Storing Leftovers

If you have any leftovers, you can store them in an airtight container in the fridge for up to 2-3 days. To reheat the squid, simply place it in a preheated oven at 180°C for 5-10 minutes or until heated through. However, keep in mind that reheating the squid may cause it to lose some of its crispiness.

If you want to freeze the leftovers, you can do so for up to 2-3 months. To reheat the frozen squid, let it thaw in the fridge overnight and then reheat it in the oven as mentioned above. However, keep in mind that freezing the squid may cause it to lose some of its texture and flavour.

As a suggestion, you can also use other types of seafood such as prawns or scallops to make this dish. Simply follow the same recipe and cooking instructions, substituting the squid with your preferred seafood.

Frequently Asked Questions

A sizzling wok tosses tender squid with salt and pepper, creating a fragrant cloud of savory aroma in a bustling Chinese kitchen

What's the secret to crispy salt and pepper squid?

The secret to crispy salt and pepper squid is to use a combination of cornstarch and all-purpose flour to coat the squid. This technique provides a light and airy coating that crisps up perfectly when fried. Also, make sure the oil is hot enough before adding the squid to the pan.
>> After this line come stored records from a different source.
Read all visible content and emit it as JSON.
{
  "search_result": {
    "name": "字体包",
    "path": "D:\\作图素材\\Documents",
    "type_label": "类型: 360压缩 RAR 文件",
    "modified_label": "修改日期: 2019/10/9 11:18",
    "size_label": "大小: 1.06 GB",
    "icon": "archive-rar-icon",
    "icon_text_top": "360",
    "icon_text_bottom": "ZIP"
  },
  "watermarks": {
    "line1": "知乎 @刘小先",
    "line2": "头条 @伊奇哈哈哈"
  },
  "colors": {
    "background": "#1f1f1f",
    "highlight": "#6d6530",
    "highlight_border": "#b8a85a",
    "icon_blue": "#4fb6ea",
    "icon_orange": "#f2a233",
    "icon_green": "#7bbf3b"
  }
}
Can I use frozen squid for making this dish?

Yes, you can use frozen squid for making this dish. However, it's best to thaw the squid completely and pat it dry with a paper towel before cooking. This will help to prevent excess moisture, which can make the squid chewy.

What dipping sauces go well with Chinese-style salt and pepper squid?

Chinese-style salt and pepper squid goes well with a variety of dipping sauces. Some popular options include sweet chili sauce, soy sauce, and black vinegar. You can also make your own dipping sauce by mixing together soy sauce, rice vinegar, and a pinch of sugar.

How do I properly clean and prepare squid before cooking?

To properly clean and prepare squid before cooking, start by removing the head and tentacles. Next, remove the ink sac and internal organs. Then, rinse the squid under cold running water and pat it dry with a paper towel. Finally, cut the squid into rings or strips as desired.

Are there any good substitutes for Szechuan peppercorns in this recipe?

If you can't find Szechuan peppercorns, you can substitute them with black peppercorns or crushed red pepper flakes. However, keep in mind that the flavour profile will be slightly different.

What's the best way to avoid chewy squid when frying?

To avoid chewy squid when frying, make sure the oil is hot enough before adding the squid to the pan. Also, don't overcrowd the pan, as this can cause the temperature of the oil to drop and result in soggy squid. Finally, be sure to cook the squid for only 2-3 minutes, or until golden brown and crispy.

As a suggestion, you can also use prawns or scallops instead of squid to make this dish. They will provide a similar texture and flavour profile.